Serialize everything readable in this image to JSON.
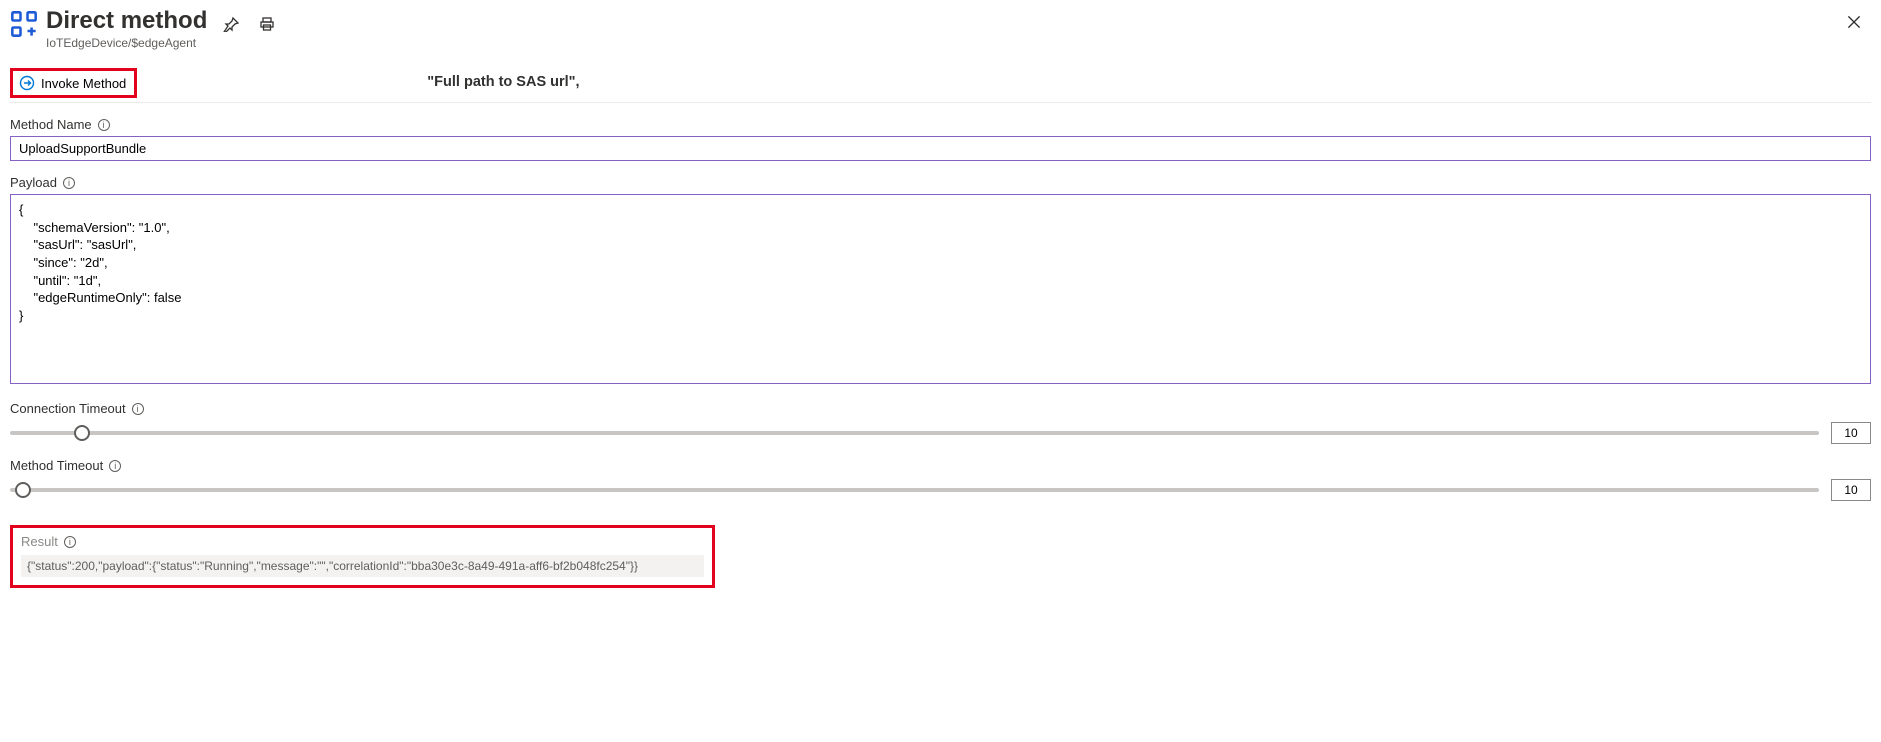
{
  "header": {
    "title": "Direct method",
    "breadcrumb": "IoTEdgeDevice/$edgeAgent"
  },
  "toolbar": {
    "invoke_label": "Invoke Method",
    "stray_text": "\"Full path to SAS url\","
  },
  "fields": {
    "method_name": {
      "label": "Method Name",
      "value": "UploadSupportBundle"
    },
    "payload": {
      "label": "Payload",
      "value": "{\n    \"schemaVersion\": \"1.0\",\n    \"sasUrl\": \"sasUrl\",\n    \"since\": \"2d\",\n    \"until\": \"1d\",\n    \"edgeRuntimeOnly\": false\n}"
    },
    "connection_timeout": {
      "label": "Connection Timeout",
      "value": "10"
    },
    "method_timeout": {
      "label": "Method Timeout",
      "value": "10"
    }
  },
  "result": {
    "label": "Result",
    "value": "{\"status\":200,\"payload\":{\"status\":\"Running\",\"message\":\"\",\"correlationId\":\"bba30e3c-8a49-491a-aff6-bf2b048fc254\"}}"
  }
}
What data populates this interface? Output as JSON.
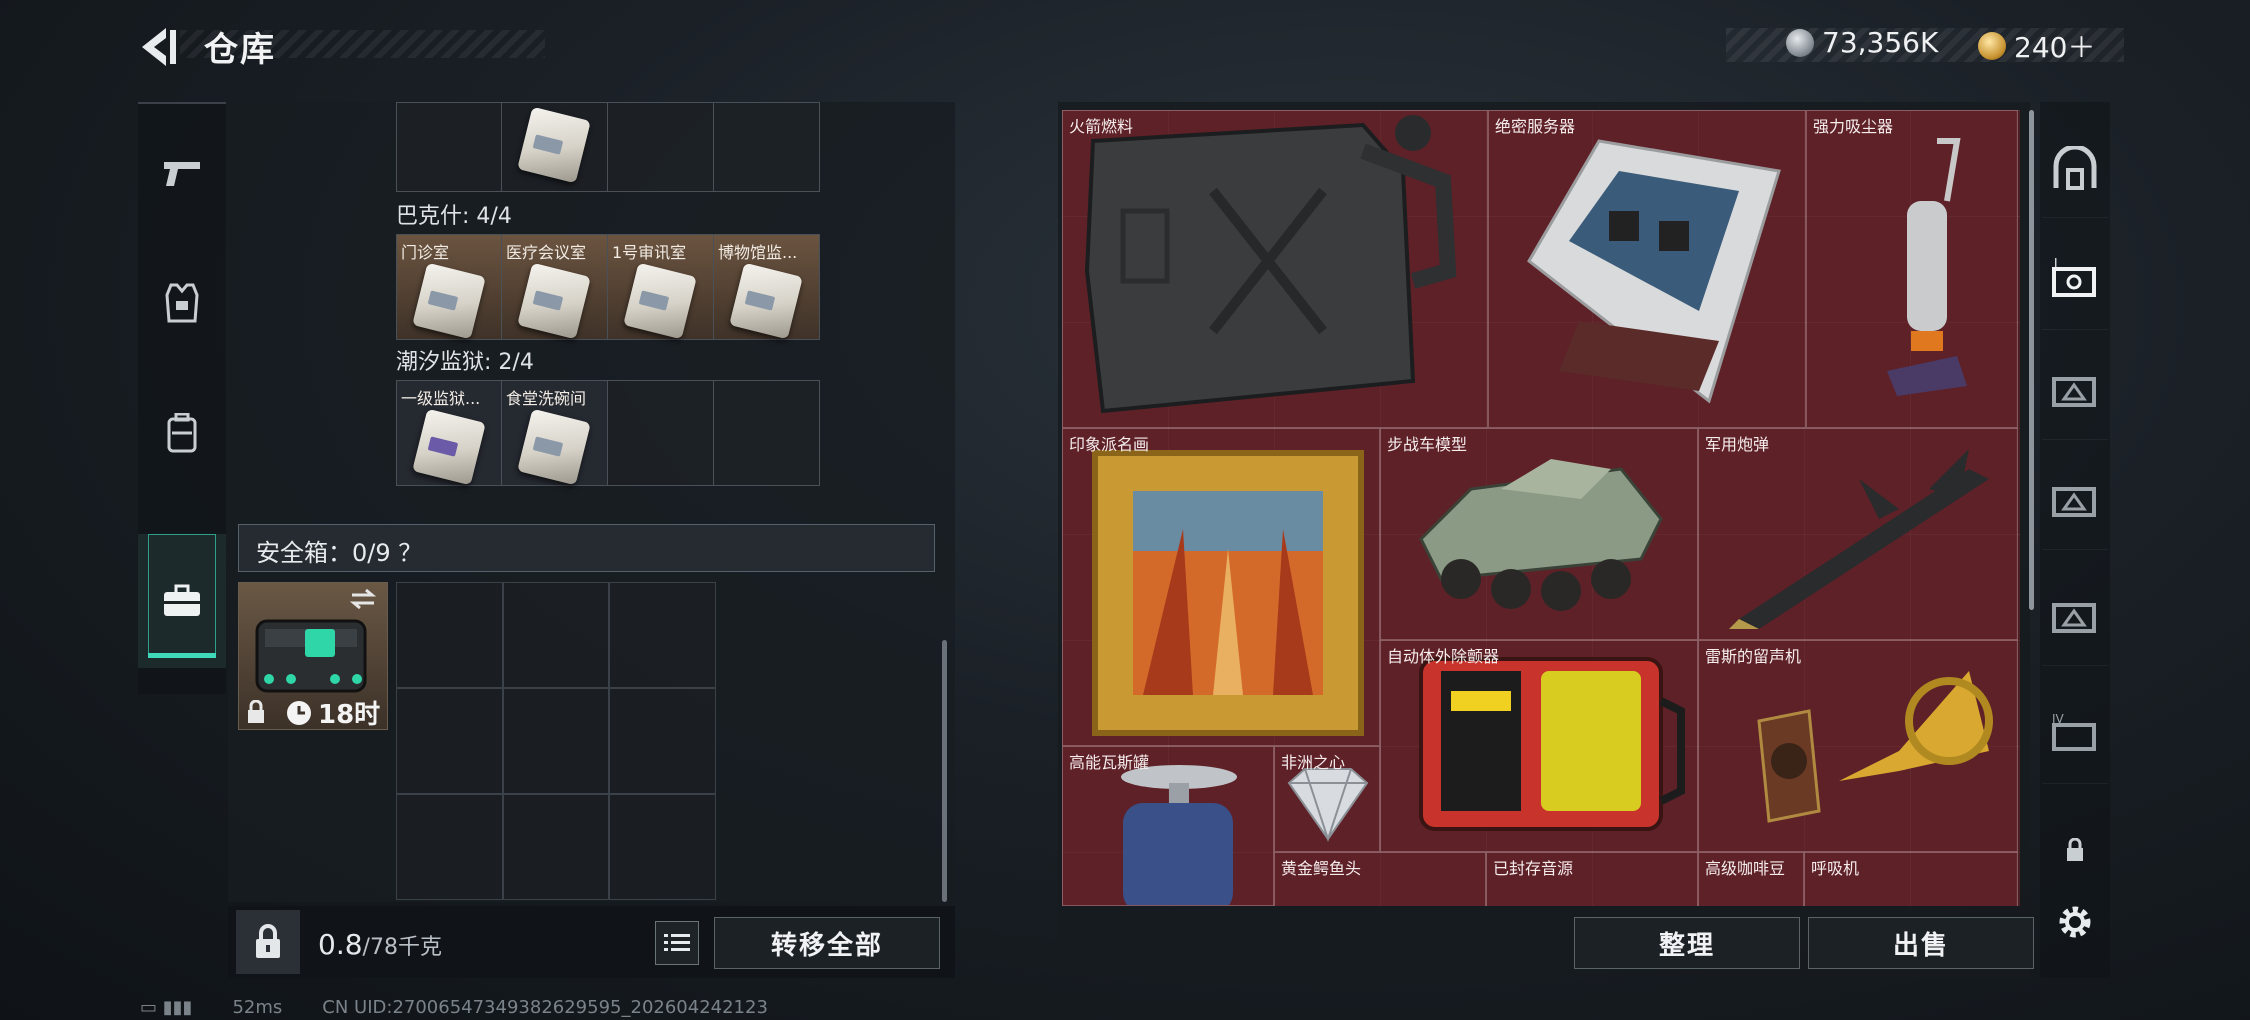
{
  "header": {
    "title": "仓库",
    "silver_amount": "73,356K",
    "gold_amount": "240＋"
  },
  "backpack": {
    "keycard_groups": [
      {
        "title": "巴克什: 4/4",
        "cards": [
          "门诊室",
          "医疗会议室",
          "1号审讯室",
          "博物馆监..."
        ]
      },
      {
        "title": "潮汐监狱: 2/4",
        "cards": [
          "一级监狱...",
          "食堂洗碗间",
          "",
          ""
        ]
      }
    ],
    "safe_box": {
      "title": "安全箱：0/9 ？",
      "timer": "18时"
    },
    "weight": {
      "value": "0.8",
      "capacity": "/78千克"
    },
    "transfer_all_label": "转移全部"
  },
  "stash": {
    "items": [
      {
        "name": "火箭燃料"
      },
      {
        "name": "绝密服务器"
      },
      {
        "name": "强力吸尘器"
      },
      {
        "name": "印象派名画"
      },
      {
        "name": "步战车模型"
      },
      {
        "name": "军用炮弹"
      },
      {
        "name": "自动体外除颤器"
      },
      {
        "name": "雷斯的留声机"
      },
      {
        "name": "高能瓦斯罐"
      },
      {
        "name": "非洲之心"
      },
      {
        "name": "黄金鳄鱼头"
      },
      {
        "name": "已封存音源"
      },
      {
        "name": "高级咖啡豆"
      },
      {
        "name": "呼吸机"
      }
    ],
    "sort_label": "整理",
    "sell_label": "出售"
  },
  "status": {
    "ping": "52ms",
    "uid": "CN UID:270065473493826295​95_202604242123"
  },
  "colors": {
    "accent": "#3fd8b8",
    "stash_bg": "#4a1f24",
    "item_bg": "#70222c"
  }
}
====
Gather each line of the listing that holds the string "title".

    "title": "Direct method",
    "title": "仓库",
        "title": "巴克什: 4/4",
        "title": "潮汐监狱: 2/4",
      "title": "安全箱：0/9 ？",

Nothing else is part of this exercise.